In This Chapter
Grouping data into classes
Declaring and defining class members
Adding active properties to the class
Accessing class member functions
Overloading member functions
Programs often deal with groups of data: a person's name, rank, and serial number, stuff like that. Any one of these values is not sufficient to describe a person — only in the aggregate do the values make any sense. A simple structure such as an array is great for holding stand-alone values, but it doesn't work well for data groups. This makes good ol' arrays inadequate for storing complex data (such as personal credit records that the Web companies maintain so they can lose them to hackers).
For reasons that will become clear shortly, I'll call such a grouping of data an object. A microwave oven is an object (see Chapter 11 if that doesn't make sense). You are an object (no offence). Your savings account information in a database is an object.
How nice it would be if we could create objects in C++ that have the relevant properties of the real-world objects we're trying to model. What we need is a structure that can hold all the different types of data necessary to describe a single object. C++ calls the structure that combines multiples pieces of data into a single object a class.
A class consists of the keyword

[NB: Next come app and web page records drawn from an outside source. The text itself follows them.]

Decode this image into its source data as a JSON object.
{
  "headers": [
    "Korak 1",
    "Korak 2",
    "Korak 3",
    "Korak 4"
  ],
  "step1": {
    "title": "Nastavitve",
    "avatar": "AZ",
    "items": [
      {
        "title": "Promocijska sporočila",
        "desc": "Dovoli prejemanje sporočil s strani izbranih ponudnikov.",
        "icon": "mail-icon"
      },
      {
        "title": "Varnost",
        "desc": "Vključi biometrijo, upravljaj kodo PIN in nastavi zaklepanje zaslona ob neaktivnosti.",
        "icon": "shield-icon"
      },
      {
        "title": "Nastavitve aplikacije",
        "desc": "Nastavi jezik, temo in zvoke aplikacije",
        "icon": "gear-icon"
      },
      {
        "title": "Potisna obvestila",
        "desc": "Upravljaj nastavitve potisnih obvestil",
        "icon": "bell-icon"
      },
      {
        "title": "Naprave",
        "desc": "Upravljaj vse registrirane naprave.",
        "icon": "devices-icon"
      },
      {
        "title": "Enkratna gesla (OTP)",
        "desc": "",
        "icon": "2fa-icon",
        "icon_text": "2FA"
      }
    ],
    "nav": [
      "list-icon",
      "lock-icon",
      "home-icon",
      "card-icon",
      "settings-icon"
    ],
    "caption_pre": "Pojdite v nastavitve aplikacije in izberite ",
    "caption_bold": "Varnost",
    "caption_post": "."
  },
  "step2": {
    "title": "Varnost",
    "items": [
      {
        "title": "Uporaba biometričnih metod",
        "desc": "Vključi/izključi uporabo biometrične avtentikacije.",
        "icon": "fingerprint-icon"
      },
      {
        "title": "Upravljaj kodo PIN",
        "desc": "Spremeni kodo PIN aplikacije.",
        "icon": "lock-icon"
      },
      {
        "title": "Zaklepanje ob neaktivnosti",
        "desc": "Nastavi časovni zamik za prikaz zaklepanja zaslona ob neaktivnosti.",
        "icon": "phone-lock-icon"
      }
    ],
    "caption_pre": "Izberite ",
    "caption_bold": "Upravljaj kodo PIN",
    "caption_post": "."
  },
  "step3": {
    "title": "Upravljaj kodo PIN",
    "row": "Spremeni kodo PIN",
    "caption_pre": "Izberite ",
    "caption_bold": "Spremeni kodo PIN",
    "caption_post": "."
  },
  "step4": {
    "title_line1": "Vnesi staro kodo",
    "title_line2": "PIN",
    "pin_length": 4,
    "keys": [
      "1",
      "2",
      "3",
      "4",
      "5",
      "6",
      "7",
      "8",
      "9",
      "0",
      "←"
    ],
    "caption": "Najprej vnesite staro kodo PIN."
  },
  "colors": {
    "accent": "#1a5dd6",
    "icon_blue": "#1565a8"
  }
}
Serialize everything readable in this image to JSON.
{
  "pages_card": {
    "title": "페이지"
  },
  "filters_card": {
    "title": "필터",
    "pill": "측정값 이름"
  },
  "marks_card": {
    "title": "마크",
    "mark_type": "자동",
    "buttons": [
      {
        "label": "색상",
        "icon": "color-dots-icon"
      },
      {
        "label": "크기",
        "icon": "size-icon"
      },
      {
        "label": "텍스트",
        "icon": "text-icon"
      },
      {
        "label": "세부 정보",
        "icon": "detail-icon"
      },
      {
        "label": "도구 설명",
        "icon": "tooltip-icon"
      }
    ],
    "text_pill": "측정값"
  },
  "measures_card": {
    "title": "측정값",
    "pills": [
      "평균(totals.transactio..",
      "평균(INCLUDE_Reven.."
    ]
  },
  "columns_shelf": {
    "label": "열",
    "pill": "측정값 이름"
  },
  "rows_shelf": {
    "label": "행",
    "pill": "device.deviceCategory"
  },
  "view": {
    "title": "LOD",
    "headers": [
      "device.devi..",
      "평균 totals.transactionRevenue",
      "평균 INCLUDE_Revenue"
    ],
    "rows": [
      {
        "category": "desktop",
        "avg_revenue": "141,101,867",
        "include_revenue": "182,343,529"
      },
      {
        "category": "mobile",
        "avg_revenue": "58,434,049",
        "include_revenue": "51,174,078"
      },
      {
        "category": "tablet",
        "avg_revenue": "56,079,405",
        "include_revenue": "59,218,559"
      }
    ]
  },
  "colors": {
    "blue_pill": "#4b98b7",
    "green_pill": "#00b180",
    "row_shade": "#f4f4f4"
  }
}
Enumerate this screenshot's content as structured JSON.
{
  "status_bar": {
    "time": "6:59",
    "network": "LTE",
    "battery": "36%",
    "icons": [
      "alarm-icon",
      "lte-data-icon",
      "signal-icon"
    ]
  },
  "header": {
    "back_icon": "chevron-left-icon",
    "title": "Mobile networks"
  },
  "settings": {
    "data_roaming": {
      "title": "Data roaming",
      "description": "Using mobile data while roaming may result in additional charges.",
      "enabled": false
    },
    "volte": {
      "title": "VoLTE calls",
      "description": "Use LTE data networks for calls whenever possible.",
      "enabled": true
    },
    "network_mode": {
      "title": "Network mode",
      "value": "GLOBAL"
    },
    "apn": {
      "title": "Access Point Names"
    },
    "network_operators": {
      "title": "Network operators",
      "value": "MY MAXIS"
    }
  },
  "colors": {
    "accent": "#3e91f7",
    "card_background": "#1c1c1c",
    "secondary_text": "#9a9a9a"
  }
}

class followed by a name and an open and closed brace. A class used to describe a savings account including account number and ...